As the answer, give a copy of each line below that includes the word "title".

## Dataset
——

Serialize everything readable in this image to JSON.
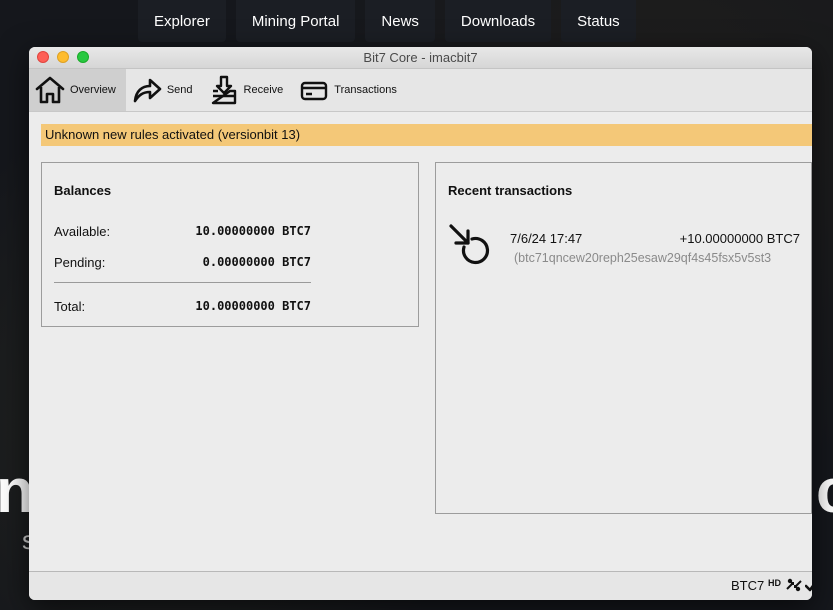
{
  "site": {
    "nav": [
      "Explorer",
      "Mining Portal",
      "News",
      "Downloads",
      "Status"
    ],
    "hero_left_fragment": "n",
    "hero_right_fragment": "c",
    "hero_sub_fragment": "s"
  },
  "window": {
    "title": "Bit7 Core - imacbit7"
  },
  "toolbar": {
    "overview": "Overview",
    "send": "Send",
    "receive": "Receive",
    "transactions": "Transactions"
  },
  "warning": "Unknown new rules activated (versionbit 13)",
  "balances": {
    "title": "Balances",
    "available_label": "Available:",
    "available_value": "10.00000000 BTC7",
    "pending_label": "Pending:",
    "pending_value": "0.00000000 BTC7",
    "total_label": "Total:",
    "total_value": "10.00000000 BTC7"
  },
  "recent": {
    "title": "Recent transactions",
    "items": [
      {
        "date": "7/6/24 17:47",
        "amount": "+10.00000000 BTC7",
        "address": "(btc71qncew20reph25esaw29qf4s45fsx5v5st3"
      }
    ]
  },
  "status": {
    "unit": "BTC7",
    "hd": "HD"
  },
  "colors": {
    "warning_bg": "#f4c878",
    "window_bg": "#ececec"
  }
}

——

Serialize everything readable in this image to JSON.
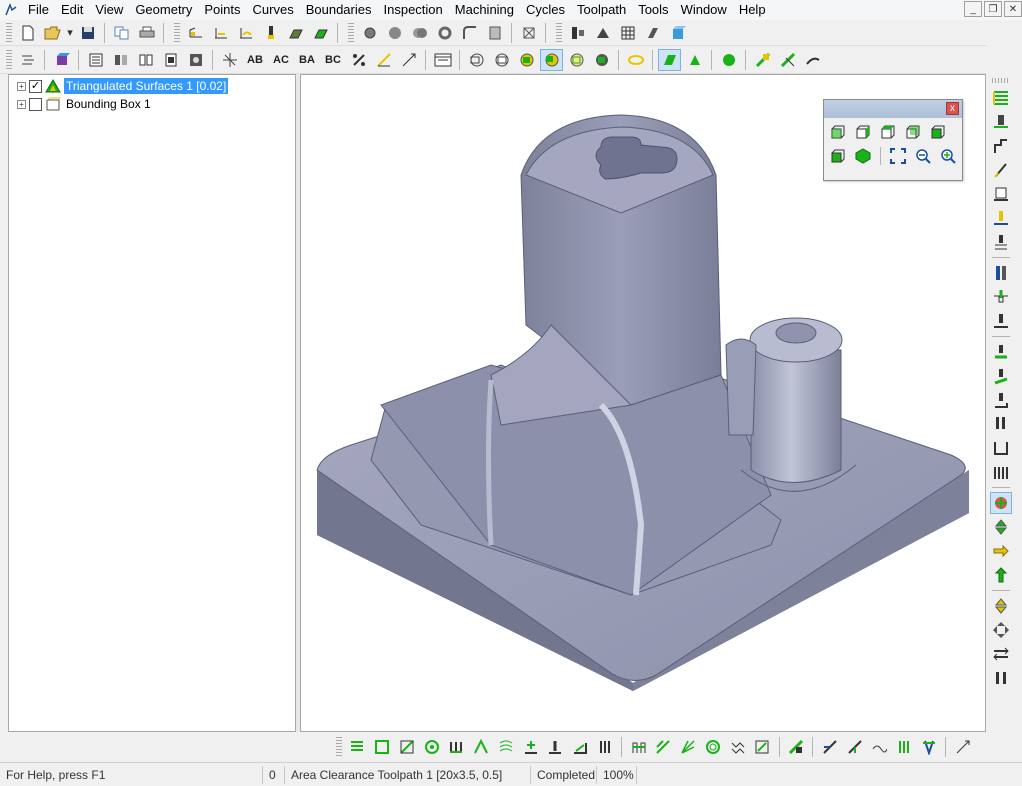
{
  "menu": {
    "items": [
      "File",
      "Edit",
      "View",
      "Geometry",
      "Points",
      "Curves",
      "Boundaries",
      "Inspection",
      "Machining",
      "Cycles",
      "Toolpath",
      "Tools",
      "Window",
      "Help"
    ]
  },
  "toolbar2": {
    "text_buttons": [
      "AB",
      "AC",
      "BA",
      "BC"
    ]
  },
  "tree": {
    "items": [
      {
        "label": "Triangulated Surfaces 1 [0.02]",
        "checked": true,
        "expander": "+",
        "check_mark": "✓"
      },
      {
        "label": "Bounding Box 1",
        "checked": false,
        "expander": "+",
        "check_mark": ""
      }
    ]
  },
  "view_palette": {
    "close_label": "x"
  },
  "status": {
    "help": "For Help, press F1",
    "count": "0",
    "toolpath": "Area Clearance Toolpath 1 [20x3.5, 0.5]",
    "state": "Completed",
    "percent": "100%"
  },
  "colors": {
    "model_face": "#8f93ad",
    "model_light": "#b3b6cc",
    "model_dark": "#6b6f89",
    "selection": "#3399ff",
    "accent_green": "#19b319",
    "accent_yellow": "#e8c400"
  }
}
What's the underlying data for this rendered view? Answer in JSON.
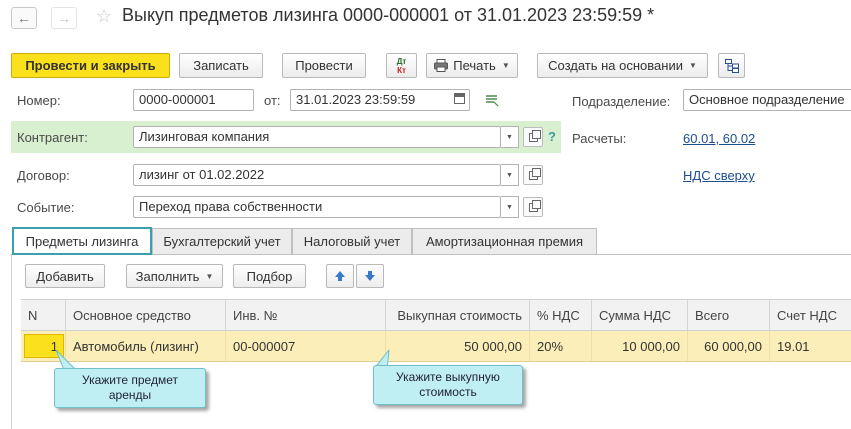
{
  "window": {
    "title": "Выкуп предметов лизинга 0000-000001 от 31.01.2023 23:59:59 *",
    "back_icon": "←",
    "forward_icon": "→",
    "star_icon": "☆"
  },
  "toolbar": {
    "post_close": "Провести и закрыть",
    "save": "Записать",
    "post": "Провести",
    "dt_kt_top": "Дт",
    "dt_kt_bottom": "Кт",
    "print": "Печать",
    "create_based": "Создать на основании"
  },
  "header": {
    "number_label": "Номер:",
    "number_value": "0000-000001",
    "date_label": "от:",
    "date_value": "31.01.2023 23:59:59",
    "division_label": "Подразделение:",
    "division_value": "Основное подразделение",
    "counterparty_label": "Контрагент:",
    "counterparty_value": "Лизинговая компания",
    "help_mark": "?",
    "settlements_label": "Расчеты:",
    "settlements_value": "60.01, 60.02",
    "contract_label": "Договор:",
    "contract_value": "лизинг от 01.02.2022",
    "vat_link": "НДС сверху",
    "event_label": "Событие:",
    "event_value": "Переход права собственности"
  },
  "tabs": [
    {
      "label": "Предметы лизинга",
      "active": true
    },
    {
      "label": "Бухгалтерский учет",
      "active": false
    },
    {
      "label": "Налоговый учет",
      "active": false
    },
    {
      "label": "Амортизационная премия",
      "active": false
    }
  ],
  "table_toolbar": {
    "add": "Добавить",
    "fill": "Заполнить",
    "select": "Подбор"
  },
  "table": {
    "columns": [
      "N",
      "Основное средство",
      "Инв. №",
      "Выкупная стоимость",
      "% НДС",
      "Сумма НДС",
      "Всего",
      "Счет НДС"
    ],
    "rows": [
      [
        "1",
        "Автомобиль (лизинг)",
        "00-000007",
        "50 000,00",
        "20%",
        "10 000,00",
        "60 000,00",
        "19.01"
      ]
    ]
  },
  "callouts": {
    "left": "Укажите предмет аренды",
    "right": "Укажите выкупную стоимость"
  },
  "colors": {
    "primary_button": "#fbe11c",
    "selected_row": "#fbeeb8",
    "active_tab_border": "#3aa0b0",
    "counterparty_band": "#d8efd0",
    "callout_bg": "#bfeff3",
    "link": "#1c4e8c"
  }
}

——

## Exercise response
    "title": "Bit7 Core - imacbit7"
    "title": "Balances",
    "title": "Recent transactions",
    "title": "Выкуп предметов лизинга 0000-000001 от 31.01.2023 23:59:59 *",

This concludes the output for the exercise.